---------- DATA SHOWN

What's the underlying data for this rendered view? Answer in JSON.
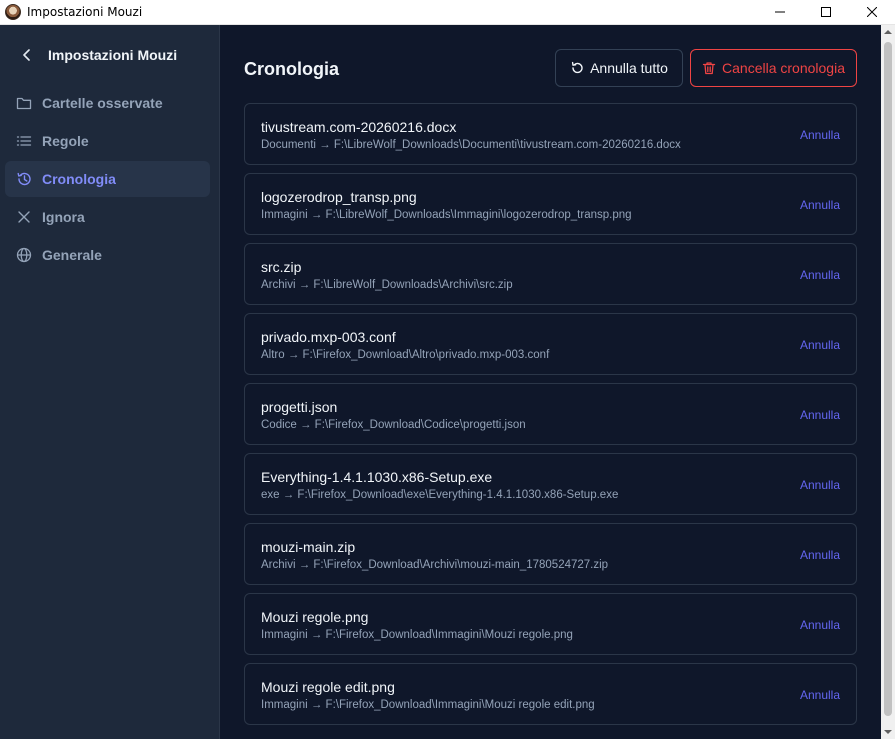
{
  "window": {
    "title": "Impostazioni Mouzi"
  },
  "sidebar": {
    "title": "Impostazioni Mouzi",
    "items": [
      {
        "label": "Cartelle osservate",
        "icon": "folder-icon"
      },
      {
        "label": "Regole",
        "icon": "list-icon"
      },
      {
        "label": "Cronologia",
        "icon": "history-icon",
        "active": true
      },
      {
        "label": "Ignora",
        "icon": "x-icon"
      },
      {
        "label": "Generale",
        "icon": "globe-icon"
      }
    ]
  },
  "main": {
    "title": "Cronologia",
    "undo_all_label": "Annulla tutto",
    "clear_history_label": "Cancella cronologia",
    "entries": [
      {
        "name": "tivustream.com-20260216.docx",
        "path": "Documenti → F:\\LibreWolf_Downloads\\Documenti\\tivustream.com-20260216.docx",
        "action": "Annulla"
      },
      {
        "name": "logozerodrop_transp.png",
        "path": "Immagini → F:\\LibreWolf_Downloads\\Immagini\\logozerodrop_transp.png",
        "action": "Annulla"
      },
      {
        "name": "src.zip",
        "path": "Archivi → F:\\LibreWolf_Downloads\\Archivi\\src.zip",
        "action": "Annulla"
      },
      {
        "name": "privado.mxp-003.conf",
        "path": "Altro → F:\\Firefox_Download\\Altro\\privado.mxp-003.conf",
        "action": "Annulla"
      },
      {
        "name": "progetti.json",
        "path": "Codice → F:\\Firefox_Download\\Codice\\progetti.json",
        "action": "Annulla"
      },
      {
        "name": "Everything-1.4.1.1030.x86-Setup.exe",
        "path": "exe → F:\\Firefox_Download\\exe\\Everything-1.4.1.1030.x86-Setup.exe",
        "action": "Annulla"
      },
      {
        "name": "mouzi-main.zip",
        "path": "Archivi → F:\\Firefox_Download\\Archivi\\mouzi-main_1780524727.zip",
        "action": "Annulla"
      },
      {
        "name": "Mouzi regole.png",
        "path": "Immagini → F:\\Firefox_Download\\Immagini\\Mouzi regole.png",
        "action": "Annulla"
      },
      {
        "name": "Mouzi regole edit.png",
        "path": "Immagini → F:\\Firefox_Download\\Immagini\\Mouzi regole edit.png",
        "action": "Annulla"
      }
    ]
  },
  "colors": {
    "sidebar_bg": "#1e293b",
    "main_bg": "#0f172a",
    "accent": "#818cf8",
    "link": "#6366f1",
    "danger": "#ef4444"
  }
}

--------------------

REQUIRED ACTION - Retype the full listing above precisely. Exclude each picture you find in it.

WRITTEN SOLUTION -
What's the underlying data for this rendered view? Answer in JSON.
{
  "window": {
    "title": "Impostazioni Mouzi"
  },
  "sidebar": {
    "title": "Impostazioni Mouzi",
    "items": [
      {
        "label": "Cartelle osservate",
        "icon": "folder-icon"
      },
      {
        "label": "Regole",
        "icon": "list-icon"
      },
      {
        "label": "Cronologia",
        "icon": "history-icon",
        "active": true
      },
      {
        "label": "Ignora",
        "icon": "x-icon"
      },
      {
        "label": "Generale",
        "icon": "globe-icon"
      }
    ]
  },
  "main": {
    "title": "Cronologia",
    "undo_all_label": "Annulla tutto",
    "clear_history_label": "Cancella cronologia",
    "entries": [
      {
        "name": "tivustream.com-20260216.docx",
        "path": "Documenti → F:\\LibreWolf_Downloads\\Documenti\\tivustream.com-20260216.docx",
        "action": "Annulla"
      },
      {
        "name": "logozerodrop_transp.png",
        "path": "Immagini → F:\\LibreWolf_Downloads\\Immagini\\logozerodrop_transp.png",
        "action": "Annulla"
      },
      {
        "name": "src.zip",
        "path": "Archivi → F:\\LibreWolf_Downloads\\Archivi\\src.zip",
        "action": "Annulla"
      },
      {
        "name": "privado.mxp-003.conf",
        "path": "Altro → F:\\Firefox_Download\\Altro\\privado.mxp-003.conf",
        "action": "Annulla"
      },
      {
        "name": "progetti.json",
        "path": "Codice → F:\\Firefox_Download\\Codice\\progetti.json",
        "action": "Annulla"
      },
      {
        "name": "Everything-1.4.1.1030.x86-Setup.exe",
        "path": "exe → F:\\Firefox_Download\\exe\\Everything-1.4.1.1030.x86-Setup.exe",
        "action": "Annulla"
      },
      {
        "name": "mouzi-main.zip",
        "path": "Archivi → F:\\Firefox_Download\\Archivi\\mouzi-main_1780524727.zip",
        "action": "Annulla"
      },
      {
        "name": "Mouzi regole.png",
        "path": "Immagini → F:\\Firefox_Download\\Immagini\\Mouzi regole.png",
        "action": "Annulla"
      },
      {
        "name": "Mouzi regole edit.png",
        "path": "Immagini → F:\\Firefox_Download\\Immagini\\Mouzi regole edit.png",
        "action": "Annulla"
      }
    ]
  },
  "colors": {
    "sidebar_bg": "#1e293b",
    "main_bg": "#0f172a",
    "accent": "#818cf8",
    "link": "#6366f1",
    "danger": "#ef4444"
  }
}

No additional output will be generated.